Summary of the Invited Talks
By: Roy Featherstone
This talk describes some basic principles that can be used to simplify the problem of balancing, and to achieve high-performance balancing in the sense that the robot can make large, fast movements without losing its balance. These principles are: (1) treat balancing as a physical process instead of a control theory exercise; (2) express the balancing behaviour in a simple form; (3) seek to control the balancing behaviour only; and (4) lean in anticipation of future commanded motions.
By: Sangbae Kim
The talk will discuss the control algorithm of the MIT Cheetah 3 in conjunction with the hardware design. The robot is designed to minimize distal inertia/masses to improve the dynamic capability and efficiency of locomotion. This design architecture not only allows for better force control bandwidth upon contacts followed by impacts but also allows us to focus on body dynamics rather than dealing with a full complex model. Utilizing the design characteristics, our MPC (model predictive control) use a simple model of body to determine ground reaction force trajectories of each steps. Using this approach, the MIT cheetah can run at 3m/s and walk on a very rough terrains including stairs without relying on vision.
By: Shuuji Kajita
To treat continuous robot dynamic models, we usually discretizes it with a unit time step. Discretizing it with a unit spatial step, we obtain Spatially Quantized Dynamics (SQD) which yields simple but nonlinear equation. It is shown that we can easily solve the ZMP based walking pattern generation by using a spatially discretized linear inverted pendulum along the walking direction. By using this framework, we have realized a walking control with stretched-knees and wide strides.
By: Andre Seyfarth
Human locomotion is a complex movement task, which can be divided into a set of locomotor subfunctions. These subfunction comprise stance leg function, swing leg function and balance. Each of these locomotor subfunctions requires a specific control of individual muscles in the human body. We propose a novel method based on sensor-motor-maps to identify the appropriate motor control settings based on sensory feedback loops. Based on template models, both the biomechanical as well as the neuromuscular dynamics of gait can be studies and described at different levels of detail.
By: Uluc Saranli
Spring-mass models with various features and extensions have been widely used as dynamical templates for running and walking but their accurate and efficient embedding in pyhsical platforms has been challenging. In this talk will first present a brief overview of our work in finding accurate analytic solutions to the dynamics of planar spring-mass models, together with their applications in template-based control of locomotion. I will then present the idea of using virtually tunable damping as a control strategy on these templates, allowing more efficient exploitation of their natural dynamics. Finally, I will present more recent results on the embedding of these templates and the tunable damping strategy on increasingly complex physical platforms.

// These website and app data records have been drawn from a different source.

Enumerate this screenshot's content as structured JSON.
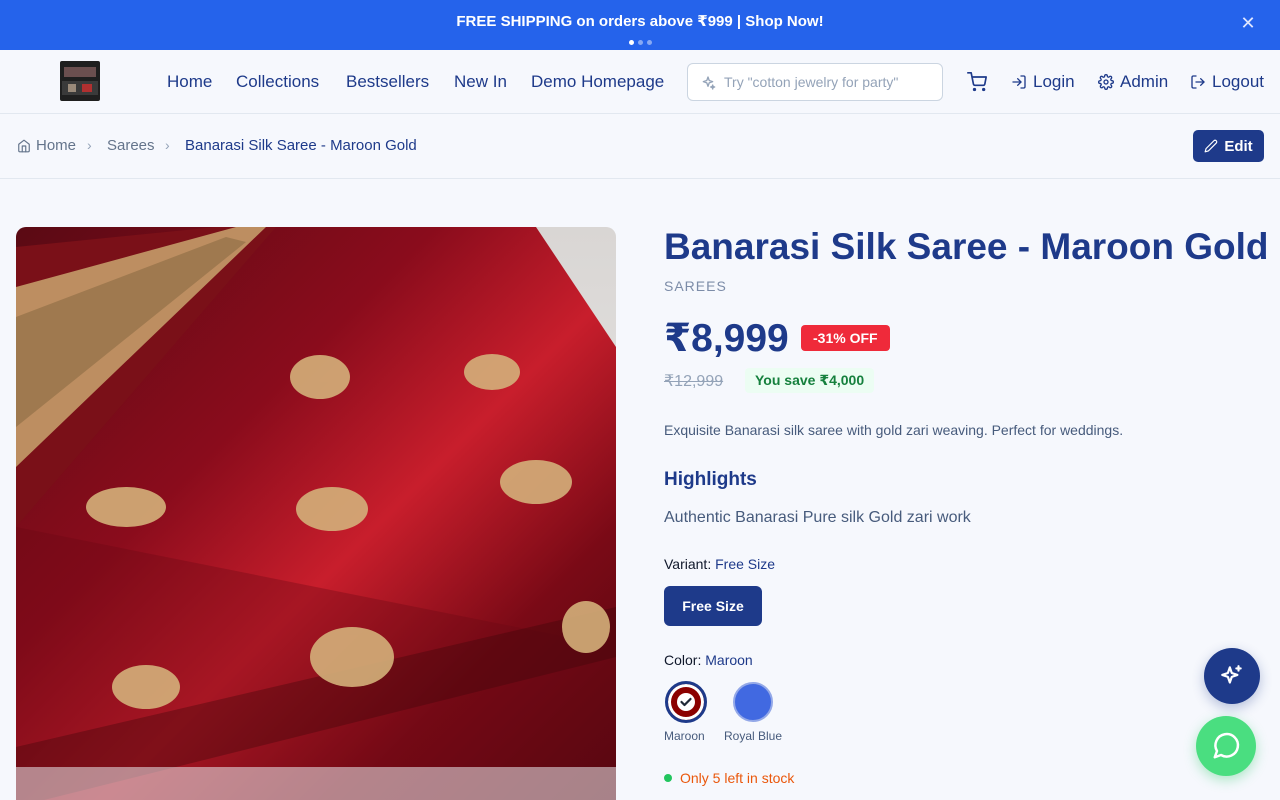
{
  "promo": {
    "text": "FREE SHIPPING on orders above ₹999 | Shop Now!",
    "close_icon": "close-icon",
    "slide_count": 3,
    "active_slide": 1
  },
  "nav": {
    "links": [
      "Home",
      "Collections",
      "Bestsellers",
      "New In",
      "Demo Homepage"
    ],
    "search_placeholder": "Try \"cotton jewelry for party\"",
    "login": "Login",
    "admin": "Admin",
    "logout": "Logout"
  },
  "breadcrumb": {
    "items": [
      "Home",
      "Sarees",
      "Banarasi Silk Saree - Maroon Gold"
    ],
    "edit_label": "Edit"
  },
  "product": {
    "title": "Banarasi Silk Saree - Maroon Gold",
    "category": "SAREES",
    "price": "₹8,999",
    "discount": "-31% OFF",
    "mrp": "₹12,999",
    "savings": "You save ₹4,000",
    "description": "Exquisite Banarasi silk saree with gold zari weaving. Perfect for weddings.",
    "highlights_heading": "Highlights",
    "highlights": "Authentic Banarasi Pure silk Gold zari work",
    "variant_label": "Variant:",
    "variant_selected": "Free Size",
    "variants": [
      "Free Size"
    ],
    "color_label": "Color:",
    "color_selected": "Maroon",
    "colors": [
      {
        "name": "Maroon",
        "hex": "#8b0000"
      },
      {
        "name": "Royal Blue",
        "hex": "#4169e1"
      }
    ],
    "stock": "Only 5 left in stock"
  },
  "colors": {
    "primary": "#1e3a8a",
    "promo_bg": "#2563eb",
    "discount_red": "#ef2a3a",
    "savings_green": "#15803d",
    "stock_orange": "#ea580c",
    "chat_green": "#4ade80"
  }
}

By: Avik De (Daniel E Koditschek)
Raibert pioneered a paradigm for the synthesis of planar hopping using a composition of “parts”: controlled vertical hopping, controlled forward speed, and controlled body attitude. Such reduced degree-of-freedom compositions also seem to appear in running animals across several orders of magnitude of scale. Framed in the context of understanding and extending that work, we provide an update on our research progress on 3 fronts: (a) we have demonstrated dynamical running/hopping “gaits” on a variety of platforms (including a quadruped and a tailed biped) using compositions of decoupled controllers, with few parameters and a great deal of empirical robustness; (b) we have formulated the problem of designing robots to facilitate the success of such compositional controllers; and (c) we have developed mathematical tools to model the systems that can be controlled in this way as well as provide guarantees of their stability at design-time. Lastly, we also describe the utility of an analytical understanding of these reduced-order models for template-based online planning.
By: Tomomichi Sugihara
The analogy of a biped robot to an inverted pendulum is naturally derived based on the dynamics. It helps an intuitive understanding of the system and leads to an idea to control the center of mass (COM) by manipulating the zero-moment point (ZMP). On the other hand, it loses an explicit representation of switch of support, which is another characteristic of the biped motion. In this talk, a controller that embeds a motion skill not only to stabilize COM but also to initiate an appropriate switch of support into the inverted pendulum is presented.
Dynamic locomotion in horizontal and vertical domains: templates, scaling, and adaptations for multi-modal behaviors
By: Jonathan E Clark
Planar reduced order dynamic models of running and walking behaviors capture different aspects of the fundamental motions, depending on the behavior and the 2D plane chosen for the abstraction. In this talk I will summarize some of the similarities and the differences between models such as SLIP and LLS for horizontal plane motion with those utilized in the pendular (Full-Goldman) model of vertical running.
Despite their differences, the fact that animals such as cockroaches and geckos have been shown to be able to exhibit the motions characteristic of each of these models suggests that robotic platforms should be able to move in similar multi-modal, dynamic manners. I will review some early and some ongoing work to build devices that can anchor these temples for both level ground and vertical running. Some insights and challenges relating to gait families, leg design, scaling, and out of plane motions for these running robots will be discussed.
By: William Martin (Hartmut Geyer)
The spring mass model provides a unified template for both running and walking on bipedal systems. Gait transition policies for this model are often designed by solving an optimization problem simplified with heuristics. These heuristics involve decisions on which parameters are allowed to vary at predefined points in the gait cycle. We extend this approach by searching for gait transition controllers with continuously variable leg stiffness throughout each stance phase. The generated policies are globally optimal and are used to study the limits of general bipedal gait transitions, without restricting the model to linear spring force profiles. In this talk we explore the robustness of these policies and hypothesize about the fundamental rules which govern them.